I’ll never forget my first day of BSSM. Awesome worship, great wisdom from Bill Johnson, and then Kris V. If you’ve ever heard him preach you understand my statement, and then Kris. He’s a wisdom filled, hilarious, tender, prophetic, loving, father that we have the privilege of interacting with and learning from daily. He started off discussing the culture and the school. Then he said something I’ll never forget. He said, in order to pass this school you must fail. You must fail at least three times.
I hated it immediately. Fail? Why would they want us to fail? And worse why would someone in leadership tell me to fail? I don’t like it. I’ve spent my life, from as young as I can remember, determined to never fail. I was a work hard and earn things in life type gal and I did just that. It didn’t matter what I was doing I wanted to succeed. I started out early, I remember being 6 years old and my dad taking me out to the baseball fields on the weekend to practice for hours. I worked so hard I ended up making the all-star team, FOR THE BOYS TEAM. I remember in sixth grade deciding I wanted to be good at basketball and I spent at least two hours everyday practicing. One year later I was at the University of Tennessee camp and made the All-Star team of twelve out of hundreds of girls from all over the nation. It wasn’t just sports, it was anything I decided I had a passion for, felt was expected of me, or I simply wanted to be good at. No matter what it was I had a fierce determination to give it 100%.
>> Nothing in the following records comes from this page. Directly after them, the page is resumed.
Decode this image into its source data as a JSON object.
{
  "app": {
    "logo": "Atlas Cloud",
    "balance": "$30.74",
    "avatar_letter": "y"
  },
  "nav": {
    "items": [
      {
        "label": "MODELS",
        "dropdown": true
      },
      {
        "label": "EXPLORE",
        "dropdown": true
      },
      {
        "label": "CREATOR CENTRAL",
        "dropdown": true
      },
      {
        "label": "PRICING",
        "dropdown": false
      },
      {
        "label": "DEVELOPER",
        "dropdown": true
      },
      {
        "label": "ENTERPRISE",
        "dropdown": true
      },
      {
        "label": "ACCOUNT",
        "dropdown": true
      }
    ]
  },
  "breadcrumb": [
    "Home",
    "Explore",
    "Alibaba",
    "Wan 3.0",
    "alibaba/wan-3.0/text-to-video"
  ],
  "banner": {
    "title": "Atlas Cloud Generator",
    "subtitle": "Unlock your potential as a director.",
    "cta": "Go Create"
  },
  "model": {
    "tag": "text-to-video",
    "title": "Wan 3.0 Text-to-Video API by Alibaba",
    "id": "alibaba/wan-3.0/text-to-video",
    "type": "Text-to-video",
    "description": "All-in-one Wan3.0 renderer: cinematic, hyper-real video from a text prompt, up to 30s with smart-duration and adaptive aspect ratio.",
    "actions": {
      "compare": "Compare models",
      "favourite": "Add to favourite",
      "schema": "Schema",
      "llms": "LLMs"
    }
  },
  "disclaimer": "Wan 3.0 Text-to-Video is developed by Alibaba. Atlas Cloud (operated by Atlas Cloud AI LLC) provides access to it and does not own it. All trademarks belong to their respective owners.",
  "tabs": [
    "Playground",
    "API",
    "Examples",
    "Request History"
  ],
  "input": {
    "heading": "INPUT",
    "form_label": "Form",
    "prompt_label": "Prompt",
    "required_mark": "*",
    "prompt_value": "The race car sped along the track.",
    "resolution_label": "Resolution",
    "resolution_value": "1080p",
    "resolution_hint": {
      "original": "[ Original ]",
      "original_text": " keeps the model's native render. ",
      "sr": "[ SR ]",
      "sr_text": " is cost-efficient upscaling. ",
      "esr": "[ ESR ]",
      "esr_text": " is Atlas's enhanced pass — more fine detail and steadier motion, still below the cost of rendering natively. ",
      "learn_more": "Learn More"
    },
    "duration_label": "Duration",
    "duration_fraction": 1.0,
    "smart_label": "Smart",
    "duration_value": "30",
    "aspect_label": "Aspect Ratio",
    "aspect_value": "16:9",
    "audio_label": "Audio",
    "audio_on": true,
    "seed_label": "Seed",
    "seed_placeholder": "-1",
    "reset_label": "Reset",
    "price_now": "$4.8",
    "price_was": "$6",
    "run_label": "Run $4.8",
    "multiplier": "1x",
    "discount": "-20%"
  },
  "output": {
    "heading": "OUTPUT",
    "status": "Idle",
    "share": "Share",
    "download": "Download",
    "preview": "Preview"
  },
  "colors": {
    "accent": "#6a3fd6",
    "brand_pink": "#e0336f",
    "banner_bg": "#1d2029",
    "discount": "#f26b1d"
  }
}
Eventually I got saved at 16 and my passion for everything else seemed to fade and I had one main focus. Jesus.
It didn’t take long but the same mindsets I had growing up showed up in my relationship with the Lord. I was going to be the best child He had. I wouldn’t fail Him. I wouldn’t let Him down. I would read the Word for hours a day. I would tell Him, I’LL GO ANYWHERE AND I’LL DO ANYTHING. It doesn’t matter what it costs, it doesn’t matter how uncomfortable it feels, it doesn’t even matter if it costs my life. I often say that I see myself in Peter when he said to Jesus, “I will never deny you, even if I have to follow you into death!”
Now in reality it sounds real noble, doesn't it? The sad part is Peter denied Him three times and I as well have found myself, like Peter, weeping outside the gate when I realized I’d made a mistake. There have been times when I felt so engulfed in my failure I didn't think there was any hope for a bright future. The truth is I found that the root of my devoted prayer wasn’t just love and unending devotion (though those were present), it was a works based mentality that saw failure, weakness, and being unproductive as unacceptable. With that type of mentality then failure becomes a make it or break it issue.
The idea that God was okay with my failure, sympathetic to my weakness, and actually valued relationship over works was such a foreign concept to me when I first got saved. As God began to reveal His true heart to me as a Father, my world began to get wrecked (in a good way). I was overwhelmed by a God who just loves me, regardless of if I loved Him back, regardless of my actions, and despite the many times that I would fail. (Even though I learned this Truth there have been many times over the past few years that I have had to battle this mentality again)
The truth is many of us live terrified of failure. We’re afraid of how God and others will react. We haven’t learned to embrace the aspect of our humanity that demonstrates our weakness and desperate need for God and community.
The Truth is that God really isn’t afraid of your failure. He’s not mad at your failure. He’s not ashamed of your failure. He isn’t even shocked by your failure. Catch this. God knew every mistake you would make BEFORE He sent Jesus to the cross for you, BEFORE He came and inhabited you. Your current weakness isn’t “breaking news” to Him.
The lie is that God is mad at your failure. The lie is that God didn’t see it coming. The lie is that your failure is irreparable.
Now I’m not saying that often our failures don’t cause “messes”, they do and perhaps in another blog we can discuss that issue, but no matter how big your mess, God is bigger still. When we believe these lies we step into condemnation and shame. We must begin to realize that SHAME IS NOT HOLY. Sometimes we can feel more “righteous” because we feel shame. We think that if we feel shame and guilt then that somehow makes our repentance more meaningful. This is a lie the enemy uses to keep us feeling hopeless.
The Truth is the blood of Jesus covers your failures, it covers your “oops”, it covers your mistakes, and it is strong enough to bring you through.
“But thanks be to God, who ALWAYS leads us in TRIUMPH, IN CHRIST” (2 Cor. 2:14)
Failure is inevitable, but how we respond to our failure determines our future.
Be Blessed, J. Tate
I want to note that though the when the school says that we must fail to pass, they do not mean moral failures. They are encouraging us to step out into a realm of faith that requires risk, which ultimately means there will be times we fail. However they also emphasize often that the Church is a safe place for failure even if it is moral failure. We know that God wants us to live a life of integrity and character, but when people do fail, the Church is there to love them back into restoration and wholeness. For more reading on this topic you can check out the book, Culture of Honor by Danny Silk or parts of Hosting His Presence by Bill Johnson.